'''

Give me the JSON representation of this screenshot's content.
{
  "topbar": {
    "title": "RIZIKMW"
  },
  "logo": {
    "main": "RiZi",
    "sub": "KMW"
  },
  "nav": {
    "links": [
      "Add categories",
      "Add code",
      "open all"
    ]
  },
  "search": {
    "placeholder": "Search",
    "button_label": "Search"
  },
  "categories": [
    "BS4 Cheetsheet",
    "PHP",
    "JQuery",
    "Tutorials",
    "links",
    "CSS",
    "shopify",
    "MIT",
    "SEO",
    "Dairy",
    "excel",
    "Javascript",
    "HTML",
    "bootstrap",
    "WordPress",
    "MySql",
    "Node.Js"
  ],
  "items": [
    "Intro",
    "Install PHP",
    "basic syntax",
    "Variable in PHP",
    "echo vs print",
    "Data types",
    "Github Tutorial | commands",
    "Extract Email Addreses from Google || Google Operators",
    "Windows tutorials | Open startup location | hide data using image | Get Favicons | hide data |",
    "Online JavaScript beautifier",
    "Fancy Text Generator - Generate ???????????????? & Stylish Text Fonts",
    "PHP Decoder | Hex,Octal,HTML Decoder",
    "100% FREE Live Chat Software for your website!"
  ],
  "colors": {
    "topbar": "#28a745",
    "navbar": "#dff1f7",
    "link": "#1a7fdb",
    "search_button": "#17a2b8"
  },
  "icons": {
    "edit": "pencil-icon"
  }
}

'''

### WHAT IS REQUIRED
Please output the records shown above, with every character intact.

### RESULT OF THIS TASK
Give me the JSON representation of this screenshot's content.
{
  "topbar": {
    "title": "RIZIKMW"
  },
  "logo": {
    "main": "RiZi",
    "sub": "KMW"
  },
  "nav": {
    "links": [
      "Add categories",
      "Add code",
      "open all"
    ]
  },
  "search": {
    "placeholder": "Search",
    "button_label": "Search"
  },
  "categories": [
    "BS4 Cheetsheet",
    "PHP",
    "JQuery",
    "Tutorials",
    "links",
    "CSS",
    "shopify",
    "MIT",
    "SEO",
    "Dairy",
    "excel",
    "Javascript",
    "HTML",
    "bootstrap",
    "WordPress",
    "MySql",
    "Node.Js"
  ],
  "items": [
    "Intro",
    "Install PHP",
    "basic syntax",
    "Variable in PHP",
    "echo vs print",
    "Data types",
    "Github Tutorial | commands",
    "Extract Email Addreses from Google || Google Operators",
    "Windows tutorials | Open startup location | hide data using image | Get Favicons | hide data |",
    "Online JavaScript beautifier",
    "Fancy Text Generator - Generate ???????????????? & Stylish Text Fonts",
    "PHP Decoder | Hex,Octal,HTML Decoder",
    "100% FREE Live Chat Software for your website!"
  ],
  "colors": {
    "topbar": "#28a745",
    "navbar": "#dff1f7",
    "link": "#1a7fdb",
    "search_button": "#17a2b8"
  },
  "icons": {
    "edit": "pencil-icon"
  }
}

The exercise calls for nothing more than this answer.